It’s not the first time that Repole has expressed an interest in purchasing his hometown club, per Josh Kosman and Zach Braziller of the New York Post. He previously expressed interest in 2011 but did not make a formal bid. And while Repole’s roughly $1 billion net worth eclipses the combined worth of Rodriguez and Lopez by most calculations, Kosman and Braziller report that A-Rod and J. Lo are still expected to be the designated control owners of the team.
According to the Post, Repole is one of two investors working with Galatioto Sports Partners — an investment bank that could contribute approximately a quarter billion dollars to the bid. The A-Rod/J. Lo group has also been working with JPMorgan in their efforts to compile a bid, and other investors could yet join the fray.

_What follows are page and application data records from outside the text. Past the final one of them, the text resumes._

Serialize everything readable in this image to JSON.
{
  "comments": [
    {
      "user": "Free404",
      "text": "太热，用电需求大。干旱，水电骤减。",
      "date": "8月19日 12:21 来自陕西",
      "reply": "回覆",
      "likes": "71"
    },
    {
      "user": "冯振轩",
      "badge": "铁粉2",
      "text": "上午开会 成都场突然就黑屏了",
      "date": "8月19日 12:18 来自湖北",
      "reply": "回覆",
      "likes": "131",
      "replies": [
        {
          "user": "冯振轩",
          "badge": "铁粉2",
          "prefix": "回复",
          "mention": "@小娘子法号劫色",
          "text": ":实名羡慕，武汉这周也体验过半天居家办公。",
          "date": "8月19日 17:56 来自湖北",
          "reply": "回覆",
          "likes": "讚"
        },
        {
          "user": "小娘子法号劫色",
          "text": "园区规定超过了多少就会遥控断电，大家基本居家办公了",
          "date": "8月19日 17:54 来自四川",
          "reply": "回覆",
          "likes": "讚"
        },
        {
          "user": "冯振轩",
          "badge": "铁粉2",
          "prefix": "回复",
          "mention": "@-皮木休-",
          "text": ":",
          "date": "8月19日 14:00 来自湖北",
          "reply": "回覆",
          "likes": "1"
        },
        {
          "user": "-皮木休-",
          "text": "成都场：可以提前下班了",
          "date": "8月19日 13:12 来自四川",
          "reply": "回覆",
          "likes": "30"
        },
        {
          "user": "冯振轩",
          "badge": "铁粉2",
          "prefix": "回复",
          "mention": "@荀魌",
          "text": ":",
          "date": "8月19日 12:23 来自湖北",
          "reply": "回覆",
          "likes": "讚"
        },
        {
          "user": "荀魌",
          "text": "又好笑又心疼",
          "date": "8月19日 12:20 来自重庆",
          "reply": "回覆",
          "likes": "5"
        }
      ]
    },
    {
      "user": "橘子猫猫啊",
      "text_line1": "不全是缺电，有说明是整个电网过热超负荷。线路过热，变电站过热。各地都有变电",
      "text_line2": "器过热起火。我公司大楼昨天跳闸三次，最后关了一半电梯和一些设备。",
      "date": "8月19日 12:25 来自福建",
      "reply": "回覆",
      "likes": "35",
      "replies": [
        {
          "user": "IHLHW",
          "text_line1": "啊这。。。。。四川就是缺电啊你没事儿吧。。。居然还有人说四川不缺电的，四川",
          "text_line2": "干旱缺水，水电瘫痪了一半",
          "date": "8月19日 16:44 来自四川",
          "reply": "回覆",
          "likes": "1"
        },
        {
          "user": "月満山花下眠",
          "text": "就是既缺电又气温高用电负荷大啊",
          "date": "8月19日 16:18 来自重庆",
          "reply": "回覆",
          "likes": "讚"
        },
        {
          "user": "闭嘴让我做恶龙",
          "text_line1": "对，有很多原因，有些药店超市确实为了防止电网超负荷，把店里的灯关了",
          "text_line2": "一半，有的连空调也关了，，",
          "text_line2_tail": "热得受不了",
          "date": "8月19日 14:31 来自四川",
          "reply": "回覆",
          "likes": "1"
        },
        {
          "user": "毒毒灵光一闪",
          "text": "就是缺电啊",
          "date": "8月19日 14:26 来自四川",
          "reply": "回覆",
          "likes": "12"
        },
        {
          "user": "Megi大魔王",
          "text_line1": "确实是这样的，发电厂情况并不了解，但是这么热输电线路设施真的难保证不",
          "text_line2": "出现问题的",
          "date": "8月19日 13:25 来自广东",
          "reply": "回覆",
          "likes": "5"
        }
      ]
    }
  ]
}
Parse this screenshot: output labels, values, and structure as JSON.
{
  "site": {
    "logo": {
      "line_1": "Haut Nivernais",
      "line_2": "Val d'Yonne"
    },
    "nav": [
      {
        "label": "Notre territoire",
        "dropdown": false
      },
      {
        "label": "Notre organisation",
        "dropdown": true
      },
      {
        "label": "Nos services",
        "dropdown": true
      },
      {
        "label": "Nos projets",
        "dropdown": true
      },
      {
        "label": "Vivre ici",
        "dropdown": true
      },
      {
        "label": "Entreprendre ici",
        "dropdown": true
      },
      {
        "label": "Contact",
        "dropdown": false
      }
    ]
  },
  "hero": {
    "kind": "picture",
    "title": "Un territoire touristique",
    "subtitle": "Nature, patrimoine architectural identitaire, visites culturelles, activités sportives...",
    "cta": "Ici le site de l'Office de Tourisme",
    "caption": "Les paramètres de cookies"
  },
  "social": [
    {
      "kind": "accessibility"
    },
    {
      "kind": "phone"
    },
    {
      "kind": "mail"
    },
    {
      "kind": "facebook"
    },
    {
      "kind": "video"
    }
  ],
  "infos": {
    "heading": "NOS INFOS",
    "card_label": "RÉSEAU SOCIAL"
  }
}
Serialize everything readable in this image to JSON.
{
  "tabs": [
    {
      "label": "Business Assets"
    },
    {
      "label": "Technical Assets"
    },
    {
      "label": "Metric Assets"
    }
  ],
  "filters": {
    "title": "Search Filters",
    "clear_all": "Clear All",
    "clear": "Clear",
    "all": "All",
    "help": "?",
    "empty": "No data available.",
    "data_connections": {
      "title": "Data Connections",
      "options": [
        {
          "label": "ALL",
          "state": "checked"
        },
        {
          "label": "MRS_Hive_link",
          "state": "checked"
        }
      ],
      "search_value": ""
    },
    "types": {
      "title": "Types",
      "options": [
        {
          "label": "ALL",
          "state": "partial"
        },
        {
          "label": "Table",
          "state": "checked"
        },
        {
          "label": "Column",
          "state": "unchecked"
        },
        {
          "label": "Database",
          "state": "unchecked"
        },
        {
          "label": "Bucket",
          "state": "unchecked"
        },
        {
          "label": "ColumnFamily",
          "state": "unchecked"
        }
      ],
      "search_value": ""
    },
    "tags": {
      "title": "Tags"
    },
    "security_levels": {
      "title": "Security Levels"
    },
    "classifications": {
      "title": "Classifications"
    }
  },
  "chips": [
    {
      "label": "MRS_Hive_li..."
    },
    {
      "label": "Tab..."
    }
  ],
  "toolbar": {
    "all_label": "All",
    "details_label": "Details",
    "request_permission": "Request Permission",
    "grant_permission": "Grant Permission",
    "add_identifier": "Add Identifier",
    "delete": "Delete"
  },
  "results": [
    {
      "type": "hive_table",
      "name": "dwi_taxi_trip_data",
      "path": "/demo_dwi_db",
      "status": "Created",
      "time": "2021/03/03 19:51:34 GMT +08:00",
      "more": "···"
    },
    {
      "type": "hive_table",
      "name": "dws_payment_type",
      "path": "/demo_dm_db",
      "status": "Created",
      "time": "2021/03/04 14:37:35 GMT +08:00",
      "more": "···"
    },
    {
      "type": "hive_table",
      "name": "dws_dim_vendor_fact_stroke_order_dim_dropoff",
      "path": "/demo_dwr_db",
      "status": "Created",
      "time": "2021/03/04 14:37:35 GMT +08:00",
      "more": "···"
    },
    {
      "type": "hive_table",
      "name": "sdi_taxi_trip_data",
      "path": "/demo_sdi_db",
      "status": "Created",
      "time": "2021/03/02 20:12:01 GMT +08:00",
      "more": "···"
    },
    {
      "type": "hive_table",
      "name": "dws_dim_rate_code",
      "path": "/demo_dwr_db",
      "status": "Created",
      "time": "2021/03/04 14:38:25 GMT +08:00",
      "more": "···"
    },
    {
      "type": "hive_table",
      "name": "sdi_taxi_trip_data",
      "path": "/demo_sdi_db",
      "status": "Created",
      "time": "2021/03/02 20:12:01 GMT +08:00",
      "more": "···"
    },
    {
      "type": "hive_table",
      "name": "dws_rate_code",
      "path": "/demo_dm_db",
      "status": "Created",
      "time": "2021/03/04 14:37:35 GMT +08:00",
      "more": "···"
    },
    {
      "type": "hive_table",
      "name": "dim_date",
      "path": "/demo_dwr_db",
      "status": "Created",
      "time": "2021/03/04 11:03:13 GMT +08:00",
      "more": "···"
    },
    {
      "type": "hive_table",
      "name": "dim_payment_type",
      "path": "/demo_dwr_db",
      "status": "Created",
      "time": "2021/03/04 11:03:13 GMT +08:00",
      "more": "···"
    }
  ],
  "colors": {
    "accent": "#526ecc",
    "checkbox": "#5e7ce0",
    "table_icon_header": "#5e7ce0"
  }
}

Rovell notes that the bid from Rodriguez and Lopez is “very real.”
The Rodriguez/Lopez group is up against a group headed up by Philadelphia 76ers/New Jersey Devils owners Josh Harris and David Blitzer in their pursuit to buy the Mets. No other suitors are known right now, although other groups could yet emerge. Regardless, it’s become increasingly clear in recent months that Mets ownership, led by the Wilpon family, are amenable to a sale of the team. Back in December, New York billionaire Steve Cohen reportedly agreed to a framework on a gradual sale that would see him increase his stake in the club to 80 percent by 2025. However, that deal fell apart in February, when Cohen officially pulled out of the deal.
Given the economic crash that has been brought about by the ongoing pandemic, it’s all but certain that the Mets would sell well shy of the $2.6 billion figure that was reported back in December. However, the lost revenue to date — and any further projected losses even if a 2020 season commences — could also increase the Wilpons’ urgency to sell a majority stake in the team.